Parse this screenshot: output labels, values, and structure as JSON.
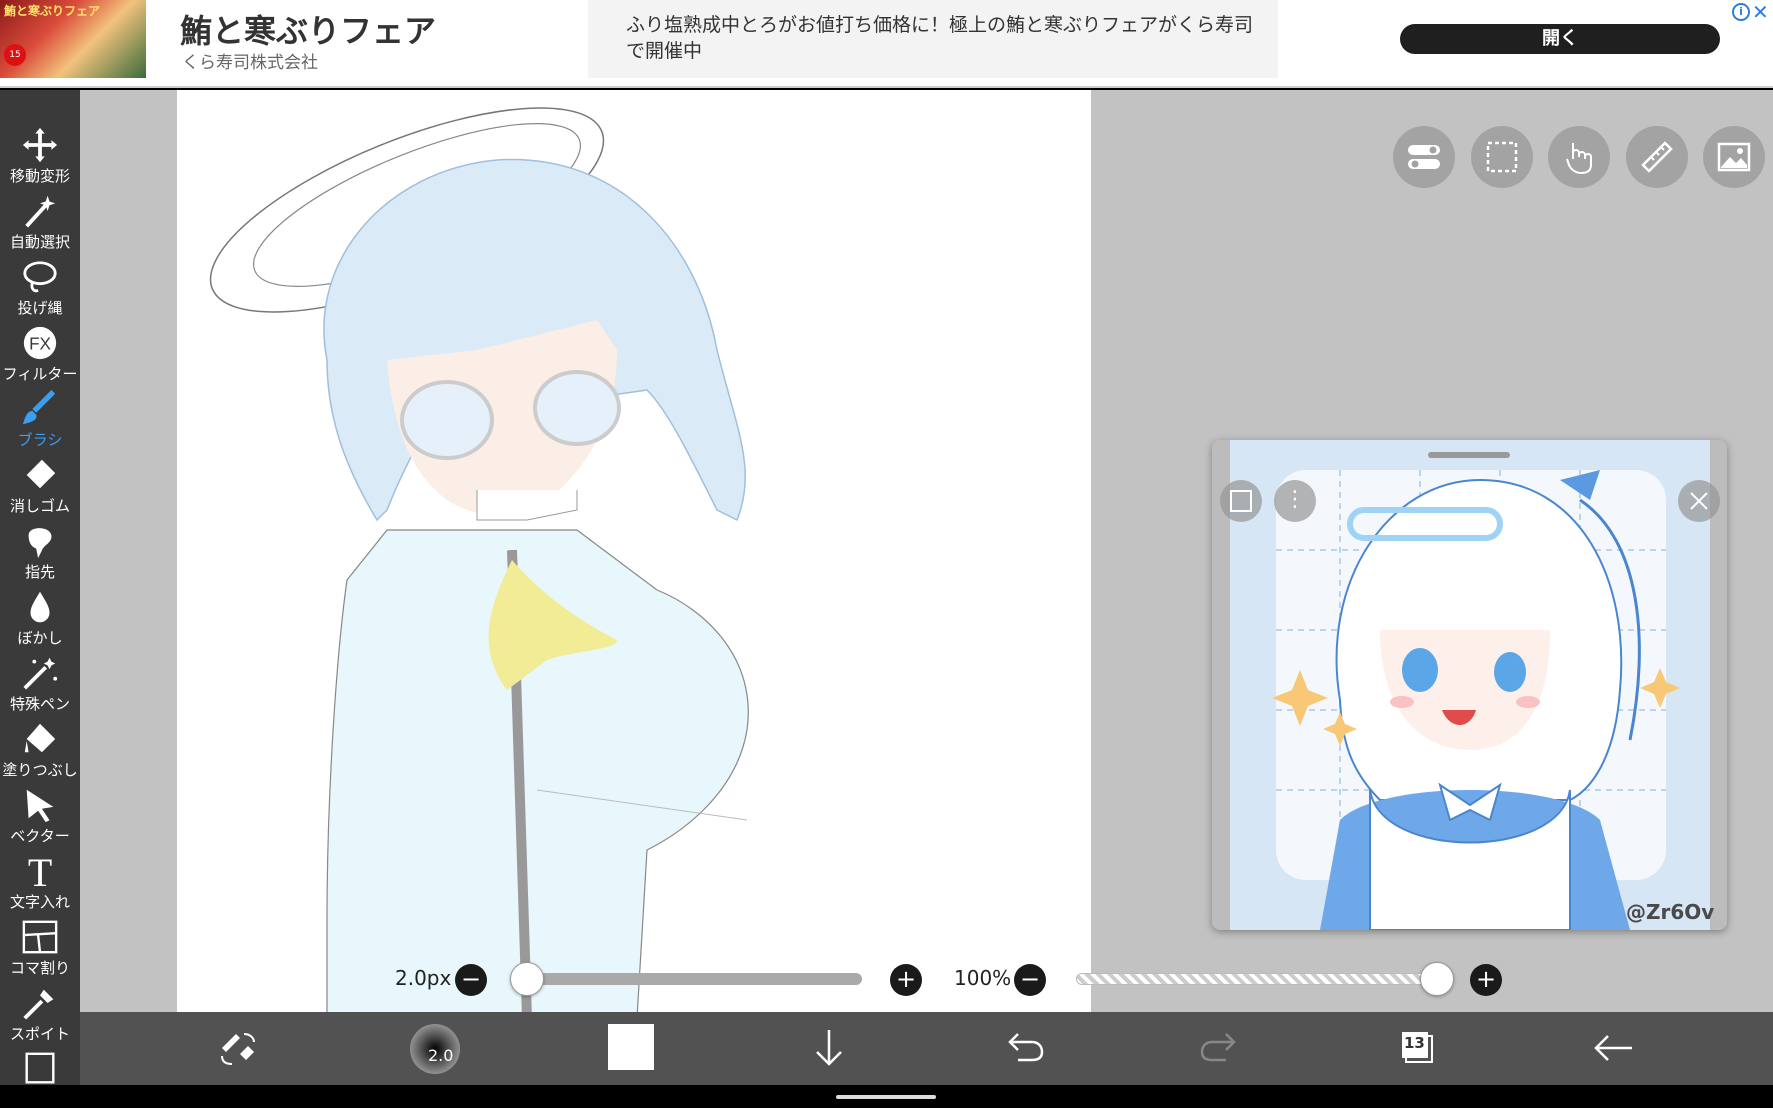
{
  "ad": {
    "badge": "15",
    "thumb_title": "鮪と寒ぶりフェア",
    "title": "鮪と寒ぶりフェア",
    "advertiser": "くら寿司株式会社",
    "description": "ふり塩熟成中とろがお値打ち価格に！極上の鮪と寒ぶりフェアがくら寿司で開催中",
    "open_label": "開く",
    "info_label": "i",
    "close_label": "✕"
  },
  "toolbar": {
    "tools": [
      {
        "label": "移動変形",
        "icon": "move-icon"
      },
      {
        "label": "自動選択",
        "icon": "magic-wand-icon"
      },
      {
        "label": "投げ縄",
        "icon": "lasso-icon"
      },
      {
        "label": "フィルター",
        "icon": "fx-icon",
        "glyph": "FX"
      },
      {
        "label": "ブラシ",
        "icon": "brush-icon",
        "active": true
      },
      {
        "label": "消しゴム",
        "icon": "eraser-icon"
      },
      {
        "label": "指先",
        "icon": "finger-icon"
      },
      {
        "label": "ぼかし",
        "icon": "blur-drop-icon"
      },
      {
        "label": "特殊ペン",
        "icon": "special-pen-icon"
      },
      {
        "label": "塗りつぶし",
        "icon": "fill-bucket-icon"
      },
      {
        "label": "ベクター",
        "icon": "vector-arrow-icon"
      },
      {
        "label": "文字入れ",
        "icon": "text-icon",
        "glyph": "T"
      },
      {
        "label": "コマ割り",
        "icon": "panel-icon"
      },
      {
        "label": "スポイト",
        "icon": "eyedropper-icon"
      }
    ]
  },
  "top_buttons": [
    "toggle-icon",
    "selection-icon",
    "hand-icon",
    "ruler-icon",
    "image-icon"
  ],
  "reference": {
    "watermark": "@Zr6Ov",
    "menu_glyph": "⋮"
  },
  "brush": {
    "size_label": "2.0px",
    "size_fraction": 0.0,
    "minus": "−",
    "plus": "+"
  },
  "opacity": {
    "label": "100%",
    "fraction": 1.0,
    "minus": "−",
    "plus": "+"
  },
  "bottombar": {
    "brush_preview_size": "2.0",
    "layer_count": "13"
  },
  "colors": {
    "active_tool": "#3a9ef2",
    "toolbar_bg": "#3a3a3a",
    "workspace_bg": "#c2c2c2",
    "bottombar_bg": "#525252",
    "current_color": "#ffffff"
  }
}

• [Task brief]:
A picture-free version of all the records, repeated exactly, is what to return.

• [Solution below]:
Parse this screenshot: output labels, values, and structure as JSON.
{
  "ad": {
    "badge": "15",
    "thumb_title": "鮪と寒ぶりフェア",
    "title": "鮪と寒ぶりフェア",
    "advertiser": "くら寿司株式会社",
    "description": "ふり塩熟成中とろがお値打ち価格に！極上の鮪と寒ぶりフェアがくら寿司で開催中",
    "open_label": "開く",
    "info_label": "i",
    "close_label": "✕"
  },
  "toolbar": {
    "tools": [
      {
        "label": "移動変形",
        "icon": "move-icon"
      },
      {
        "label": "自動選択",
        "icon": "magic-wand-icon"
      },
      {
        "label": "投げ縄",
        "icon": "lasso-icon"
      },
      {
        "label": "フィルター",
        "icon": "fx-icon",
        "glyph": "FX"
      },
      {
        "label": "ブラシ",
        "icon": "brush-icon",
        "active": true
      },
      {
        "label": "消しゴム",
        "icon": "eraser-icon"
      },
      {
        "label": "指先",
        "icon": "finger-icon"
      },
      {
        "label": "ぼかし",
        "icon": "blur-drop-icon"
      },
      {
        "label": "特殊ペン",
        "icon": "special-pen-icon"
      },
      {
        "label": "塗りつぶし",
        "icon": "fill-bucket-icon"
      },
      {
        "label": "ベクター",
        "icon": "vector-arrow-icon"
      },
      {
        "label": "文字入れ",
        "icon": "text-icon",
        "glyph": "T"
      },
      {
        "label": "コマ割り",
        "icon": "panel-icon"
      },
      {
        "label": "スポイト",
        "icon": "eyedropper-icon"
      }
    ]
  },
  "top_buttons": [
    "toggle-icon",
    "selection-icon",
    "hand-icon",
    "ruler-icon",
    "image-icon"
  ],
  "reference": {
    "watermark": "@Zr6Ov",
    "menu_glyph": "⋮"
  },
  "brush": {
    "size_label": "2.0px",
    "size_fraction": 0.0,
    "minus": "−",
    "plus": "+"
  },
  "opacity": {
    "label": "100%",
    "fraction": 1.0,
    "minus": "−",
    "plus": "+"
  },
  "bottombar": {
    "brush_preview_size": "2.0",
    "layer_count": "13"
  },
  "colors": {
    "active_tool": "#3a9ef2",
    "toolbar_bg": "#3a3a3a",
    "workspace_bg": "#c2c2c2",
    "bottombar_bg": "#525252",
    "current_color": "#ffffff"
  }
}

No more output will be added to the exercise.